NASHVILLE, Tenn. (AP) -- John Calipari knows opponents will try to frustrate Memphis with every junk defense possible, working to slow down games and hoping the Tigers can't shoot.
Well, his second-ranked Tigers are showing they can win that way, too.
Joey Dorsey, Robert Dozier and Shawn Taggart scored 11 points apiece, and the second-ranked Tigers shook off the rust from an 11-day break by beating Middle Tennessee 65-41 Saturday night in the opening game of the Sun Belt Classic doubleheader.
The Memphis coach complimented Middle Tennessee's effort.
"They did what a lot of teams are trying to do to us, which is pack it in, junk it up, hold the ball, try to make shots at the buzzer, try to keep it close, try to get fouled," Calipari said. "And you know, the only thing I keep telling my team is we have to see if they can do that for 40 minutes.
"Let's make it very difficult."
With the victory, the Tigers improved to 8-0 and matched their best start since the 1995-96 season and their fourth such start since World War II.
Memphis had not played since holding off Southern California 62-58 in overtime on Dec. 4 in New York. The Tigers needed someone to play before visiting Cincinnati and hosting Georgetown (No. 6 ESPN/USA Today, No. 5 AP) on Dec. 22 back in Memphis.
Middle Tennessee (3-6) offered the perfect opponent and allowed the Tigers to fulfill the third and final game of their contract without having to visit Murfreesboro, approximately 30 miles southeast of Nashville.
The Tigers outshot (49 percent to 27) and outrebounded (38-30) Middle Tennessee in a game they never trailed and which was tied only once at 16. Dorsey also had a team-high 12 rebounds.
Theryn Hudson, Demetrius Green and Dino Hair each scored eight for the Blue Raiders. Point guard Kevin Kanaskie was 1-of-8 from the floor and had four turnovers compared to two assists, and Nigel Johnson had five of Middle Tennessee's 20 turnovers.
"To be as inept as we were offensively and still give up only 65, that was encouraging to me," Middle Tennessee coach Kermit Davis said.
Fellow Sun Belt member Western Kentucky was to play Tennessee (No. 11 ESPN/USA Today, No. 12 AP) in the other game Saturday night. More than 18,000 tickets were sold at the Sommet Center, an arena record for a regular season college basketball game in the home of the NHL's Nashville Predators, easily topping the previous mark of 8,118.
This counted as a home game for Middle Tennessee, so the Blue Raiders set an attendance record that topped their 11,807 against Western Kentucky on Dec. 18, 2006.
That's about all the Blue Raiders got out of playing their highest-ranked opponent since a loss to then-No. 2 Kansas on Nov. 27, 2000.

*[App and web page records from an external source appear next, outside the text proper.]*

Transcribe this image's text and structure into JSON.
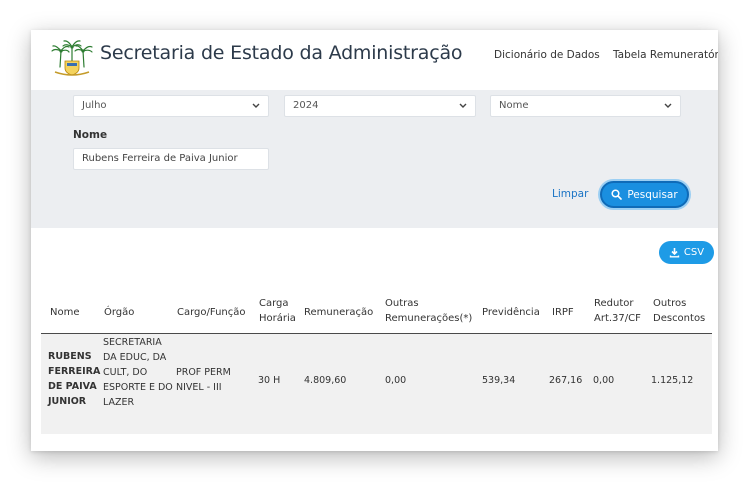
{
  "header": {
    "title": "Secretaria de Estado da Administração",
    "nav": [
      "Dicionário de Dados",
      "Tabela Remuneratória"
    ]
  },
  "filters": {
    "month": "Julho",
    "year": "2024",
    "search_by": "Nome",
    "name_label": "Nome",
    "name_value": "Rubens Ferreira de Paiva Junior",
    "clear_label": "Limpar",
    "search_label": "Pesquisar"
  },
  "export": {
    "csv_label": "CSV"
  },
  "table": {
    "columns": [
      "Nome",
      "Órgão",
      "Cargo/Função",
      "Carga Horária",
      "Remuneração",
      "Outras Remunerações(*)",
      "Previdência",
      "IRPF",
      "Redutor Art.37/CF",
      "Outros Descontos"
    ],
    "rows": [
      {
        "nome": "RUBENS FERREIRA DE PAIVA JUNIOR",
        "orgao": "SECRETARIA DA EDUC, DA CULT, DO ESPORTE E DO LAZER",
        "cargo": "PROF PERM NIVEL - III",
        "carga": "30 H",
        "remuneracao": "4.809,60",
        "outras": "0,00",
        "previdencia": "539,34",
        "irpf": "267,16",
        "redutor": "0,00",
        "descontos": "1.125,12"
      }
    ]
  },
  "colors": {
    "accent": "#1a8fe0",
    "filter_bg": "#eceef1",
    "row_bg": "#f1f1f1"
  }
}
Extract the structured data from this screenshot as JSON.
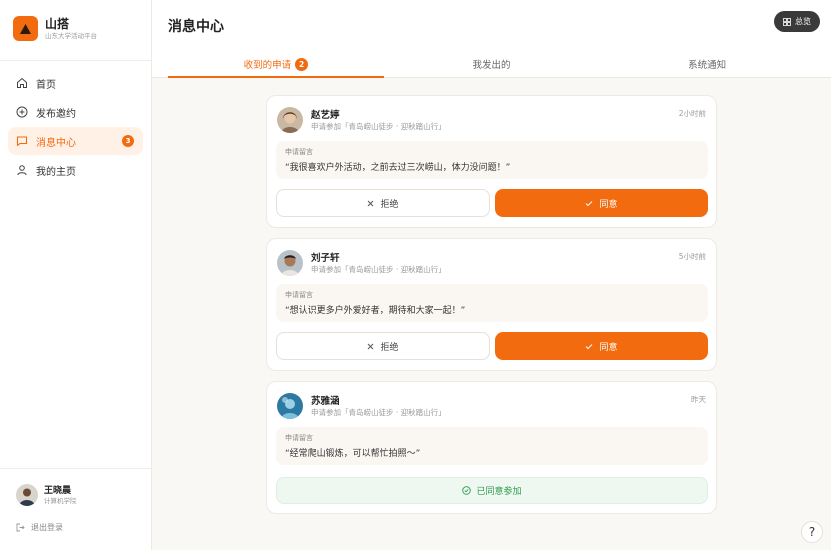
{
  "brand": {
    "name": "山搭",
    "subtitle": "山东大学活动平台"
  },
  "page": {
    "title": "消息中心"
  },
  "sidebar": {
    "items": [
      {
        "label": "首页"
      },
      {
        "label": "发布邀约"
      },
      {
        "label": "消息中心",
        "badge": "3"
      },
      {
        "label": "我的主页"
      }
    ],
    "user": {
      "name": "王晓晨",
      "dept": "计算机学院"
    },
    "logout": "退出登录"
  },
  "header": {
    "overview": "总览"
  },
  "tabs": [
    {
      "label": "收到的申请",
      "badge": "2"
    },
    {
      "label": "我发出的"
    },
    {
      "label": "系统通知"
    }
  ],
  "requests": [
    {
      "name": "赵艺婷",
      "activity": "申请参加「青岛崂山徒步 · 迎秋踏山行」",
      "time": "2小时前",
      "message_label": "申请留言",
      "message": "“我很喜欢户外活动，之前去过三次崂山，体力没问题！”",
      "reject": "拒绝",
      "accept": "同意"
    },
    {
      "name": "刘子轩",
      "activity": "申请参加「青岛崂山徒步 · 迎秋踏山行」",
      "time": "5小时前",
      "message_label": "申请留言",
      "message": "“想认识更多户外爱好者，期待和大家一起！”",
      "reject": "拒绝",
      "accept": "同意"
    },
    {
      "name": "苏雅涵",
      "activity": "申请参加「青岛崂山徒步 · 迎秋踏山行」",
      "time": "昨天",
      "message_label": "申请留言",
      "message": "“经常爬山锻炼，可以帮忙拍照～”",
      "status_label": "已同意参加"
    }
  ],
  "help": "?",
  "colors": {
    "brand": "#F26B0F",
    "bg": "#FAF8F5",
    "approved": "#2E9A50"
  }
}
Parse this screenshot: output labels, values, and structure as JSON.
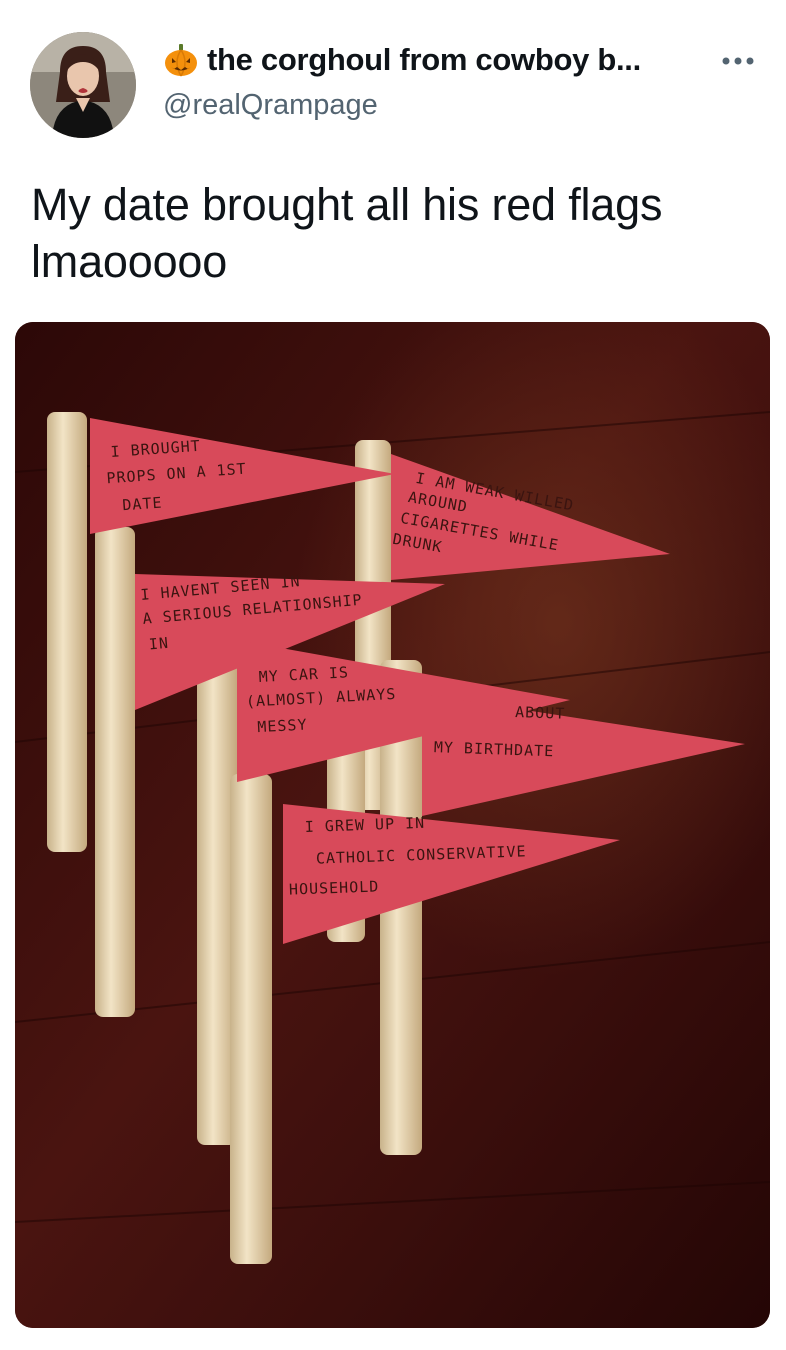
{
  "tweet": {
    "display_name": "the corghoul from cowboy b...",
    "handle": "@realQrampage",
    "text": "My date brought all his red flags lmaooooo",
    "more_label": "•••"
  },
  "flags": [
    {
      "lines": [
        "I BROUGHT",
        "PROPS ON A 1ST",
        "DATE"
      ]
    },
    {
      "lines": [
        "I AM WEAK WILLED",
        "AROUND",
        "CIGARETTES WHILE",
        "DRUNK"
      ]
    },
    {
      "lines": [
        "I HAVENT SEEN IN",
        "A SERIOUS RELATIONSHIP",
        "IN"
      ]
    },
    {
      "lines": [
        "MY CAR IS",
        "(ALMOST) ALWAYS",
        "MESSY"
      ]
    },
    {
      "lines": [
        "ABOUT",
        "MY BIRTHDATE"
      ]
    },
    {
      "lines": [
        "I GREW UP IN",
        "CATHOLIC CONSERVATIVE",
        "HOUSEHOLD"
      ]
    }
  ],
  "colors": {
    "pennant": "#d84a5a",
    "dowel": "#e8d6b4",
    "table": "#3a0d0b"
  }
}
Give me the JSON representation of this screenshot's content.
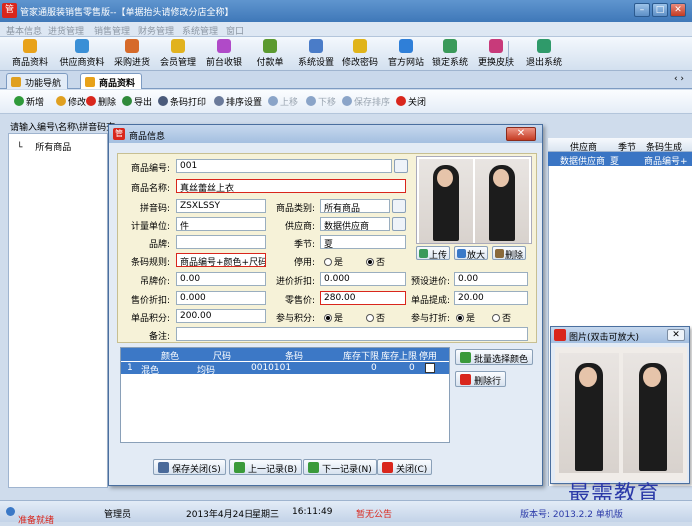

Chris Douglas-Roberts opened the game with a 3-pointer from the right corner to put the Tigers ahead to stay. That was the only 3 they would hit until Andre Allen closed out the first half, as Memphis struggled early and was 2-of-10 from beyond the arc.
Tigers guard Antonio Anderson said the coaches spent the past week preparing them for different defenses including switchup zone and man-to-man. But Derrick Rose was held to four points, well below his average of 15.9, and Douglas-Roberts had only five, well down from his 20.1 points per game.
"We've got to be able to get the ball inside," Dozier said. "We've got to be able to put points on the board. We have to ... make it tough on them like they're trying to make it on us."
The Tigers looked very rusty in the first half, including one sequence in which Douglas-Roberts missed a short jumper off the front rim, then Dorsey turned the ball over by walking.
Middle Tennessee, with vocal fan support, managed to stay close and even tied the game at 9:33 on a shot by Kanaskie, son of Penn State associate head coach Kurt Kanaskie.
Dorsey answered with a three-point play, and the Tigers finally warmed up and started putting some distance between themselves and Middle Tennessee. Darren Avery scored with 4:11 left and pulled the Blue Raiders within 26-22.
Memphis scored the final nine points for a 35-22 halftime edge that was its biggest lead until the second half.
"We were really, really intimidated around the goal," Davis said. "They blocked eight shots, probably changed 10 or 12 shots."
The Tigers pushed it to as much as 29 on an Antonio Anderson layup. But it never got as bad as Nov. 20, when Middle Tennessee trailed by as much as 71 in losing 109-40 at Tennessee. The neutral court advantage helped a bit -- Memphis won 86-46 last season on its home court.